= Beginning of Section =

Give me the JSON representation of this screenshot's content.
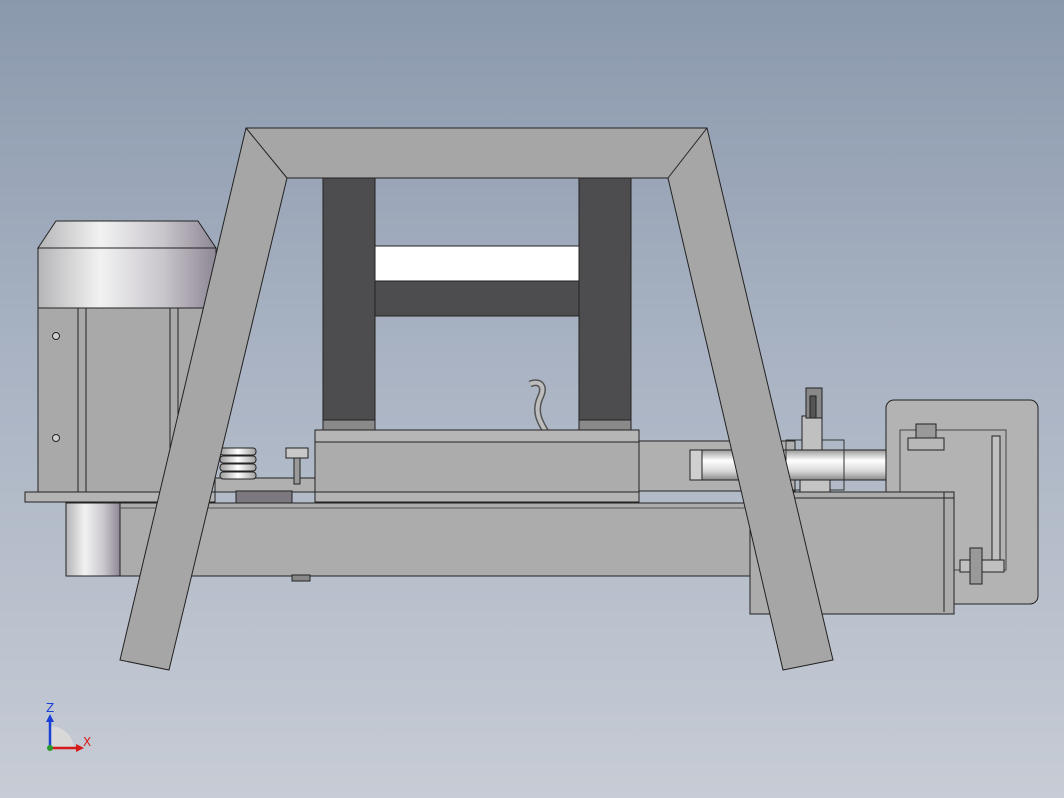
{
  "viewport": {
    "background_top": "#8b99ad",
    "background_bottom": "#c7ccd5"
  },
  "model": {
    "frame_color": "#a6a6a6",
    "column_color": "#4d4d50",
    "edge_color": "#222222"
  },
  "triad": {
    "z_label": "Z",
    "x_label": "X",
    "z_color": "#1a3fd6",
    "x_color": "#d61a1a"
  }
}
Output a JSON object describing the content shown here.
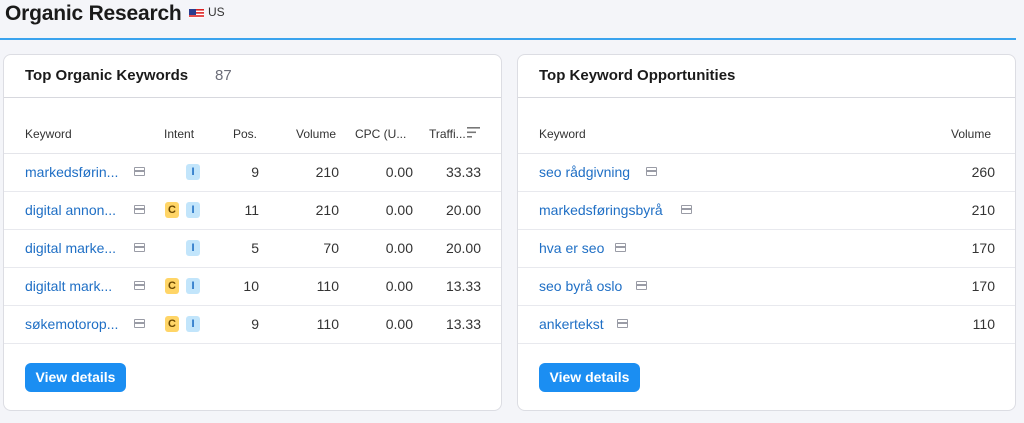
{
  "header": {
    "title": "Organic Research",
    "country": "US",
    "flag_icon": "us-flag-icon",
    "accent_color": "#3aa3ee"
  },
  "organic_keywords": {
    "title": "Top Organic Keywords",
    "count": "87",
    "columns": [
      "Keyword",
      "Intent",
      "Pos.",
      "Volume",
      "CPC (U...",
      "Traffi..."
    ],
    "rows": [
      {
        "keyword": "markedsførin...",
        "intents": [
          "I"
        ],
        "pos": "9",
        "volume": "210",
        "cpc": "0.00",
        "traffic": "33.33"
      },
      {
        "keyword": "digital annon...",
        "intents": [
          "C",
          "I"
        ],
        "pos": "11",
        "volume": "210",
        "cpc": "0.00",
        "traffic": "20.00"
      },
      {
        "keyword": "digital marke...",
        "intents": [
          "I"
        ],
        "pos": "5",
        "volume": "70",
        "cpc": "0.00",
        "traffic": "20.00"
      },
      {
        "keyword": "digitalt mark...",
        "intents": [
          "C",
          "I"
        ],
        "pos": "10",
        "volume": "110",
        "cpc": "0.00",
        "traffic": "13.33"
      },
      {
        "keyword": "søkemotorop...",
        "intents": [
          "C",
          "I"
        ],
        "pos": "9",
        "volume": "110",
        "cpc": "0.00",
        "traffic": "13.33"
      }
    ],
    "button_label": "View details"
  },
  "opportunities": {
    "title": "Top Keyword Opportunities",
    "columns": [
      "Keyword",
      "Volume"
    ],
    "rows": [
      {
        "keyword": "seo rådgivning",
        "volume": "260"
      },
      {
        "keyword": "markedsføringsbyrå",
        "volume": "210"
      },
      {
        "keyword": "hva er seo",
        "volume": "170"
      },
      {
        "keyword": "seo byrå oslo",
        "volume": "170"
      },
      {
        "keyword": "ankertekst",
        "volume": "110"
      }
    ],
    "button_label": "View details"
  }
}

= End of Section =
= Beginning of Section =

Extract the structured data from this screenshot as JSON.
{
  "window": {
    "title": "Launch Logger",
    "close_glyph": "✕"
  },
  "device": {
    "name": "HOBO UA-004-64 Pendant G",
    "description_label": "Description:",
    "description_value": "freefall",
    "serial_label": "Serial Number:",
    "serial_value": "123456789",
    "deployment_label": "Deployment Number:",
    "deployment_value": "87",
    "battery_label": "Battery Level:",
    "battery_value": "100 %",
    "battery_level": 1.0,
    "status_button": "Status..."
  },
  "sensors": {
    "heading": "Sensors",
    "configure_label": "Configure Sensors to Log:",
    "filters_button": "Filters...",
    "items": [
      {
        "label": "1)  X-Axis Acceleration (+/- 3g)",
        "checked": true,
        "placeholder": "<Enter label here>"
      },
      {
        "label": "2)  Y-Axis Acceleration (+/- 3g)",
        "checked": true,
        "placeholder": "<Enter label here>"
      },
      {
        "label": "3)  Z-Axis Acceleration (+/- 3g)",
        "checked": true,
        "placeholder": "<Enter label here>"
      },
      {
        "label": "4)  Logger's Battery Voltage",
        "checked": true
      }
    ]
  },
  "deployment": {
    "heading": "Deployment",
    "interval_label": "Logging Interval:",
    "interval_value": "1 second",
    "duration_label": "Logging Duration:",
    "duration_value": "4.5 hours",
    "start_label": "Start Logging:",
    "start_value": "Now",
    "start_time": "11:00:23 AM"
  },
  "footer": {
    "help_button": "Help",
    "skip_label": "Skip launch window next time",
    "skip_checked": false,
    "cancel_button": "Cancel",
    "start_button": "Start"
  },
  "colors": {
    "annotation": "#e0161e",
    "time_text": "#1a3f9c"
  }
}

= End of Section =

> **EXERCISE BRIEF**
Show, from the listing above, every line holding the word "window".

> **ANSWER BOX**
  "window": {
    "skip_label": "Skip launch window next time",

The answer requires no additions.